Exercise objective: Scan the entries below for the word "name", then copy each line that holds it.

Data extracts Start Marker

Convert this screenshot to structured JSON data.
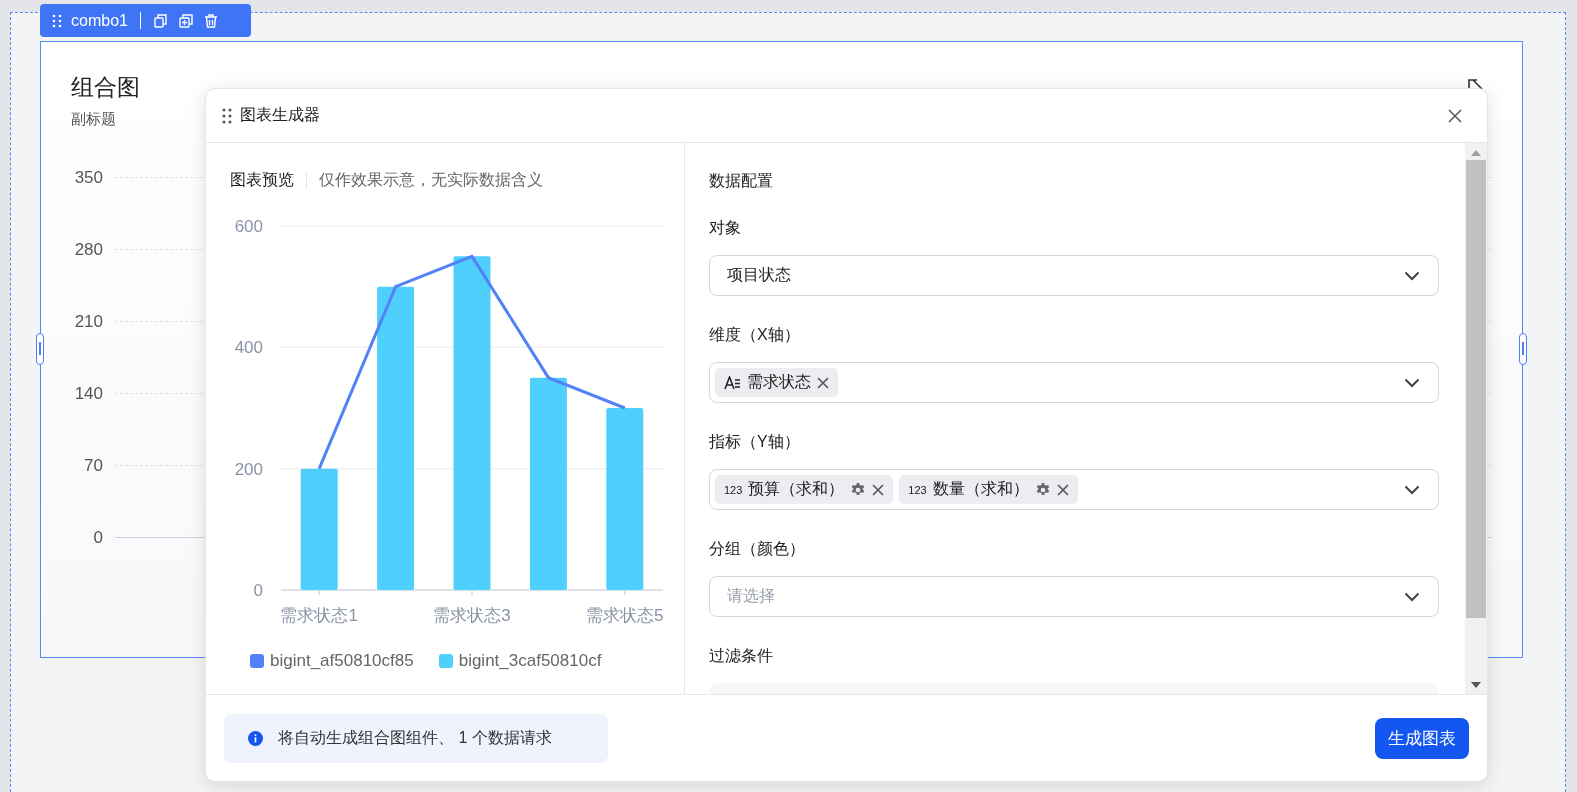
{
  "toolbar": {
    "label": "combo1"
  },
  "component": {
    "title": "组合图",
    "subtitle": "副标题",
    "yticks": [
      "350",
      "280",
      "210",
      "140",
      "70",
      "0"
    ]
  },
  "dialog": {
    "title": "图表生成器",
    "preview": {
      "title": "图表预览",
      "note": "仅作效果示意，无实际数据含义",
      "chart_data": {
        "type": "bar",
        "categories": [
          "需求状态1",
          null,
          "需求状态3",
          null,
          "需求状态5"
        ],
        "ylim": [
          0,
          600
        ],
        "yticks": [
          0,
          200,
          400,
          600
        ],
        "legend": "bottom",
        "series": [
          {
            "name": "bigint_af50810cf85",
            "type": "line",
            "color": "#5282f7",
            "values": [
              200,
              500,
              550,
              350,
              300
            ]
          },
          {
            "name": "bigint_3caf50810cf",
            "type": "bar",
            "color": "#4fcffb",
            "values": [
              200,
              500,
              550,
              350,
              300
            ]
          }
        ]
      }
    },
    "config": {
      "title": "数据配置",
      "fields": [
        {
          "label": "对象",
          "kind": "select",
          "value": "项目状态"
        },
        {
          "label": "维度（X轴）",
          "kind": "tags",
          "tags": [
            {
              "kind": "text",
              "label": "需求状态",
              "settings": false
            }
          ]
        },
        {
          "label": "指标（Y轴）",
          "kind": "tags",
          "tags": [
            {
              "kind": "number",
              "type_text": "123",
              "label": "预算（求和）",
              "settings": true
            },
            {
              "kind": "number",
              "type_text": "123",
              "label": "数量（求和）",
              "settings": true
            }
          ]
        },
        {
          "label": "分组（颜色）",
          "kind": "select",
          "placeholder": "请选择"
        },
        {
          "label": "过滤条件",
          "kind": "filter"
        }
      ]
    },
    "footer": {
      "info": "将自动生成组合图组件、 1 个数据请求",
      "button": "生成图表"
    }
  }
}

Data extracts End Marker

Output:
            "name": "bigint_af50810cf85",
            "name": "bigint_3caf50810cf",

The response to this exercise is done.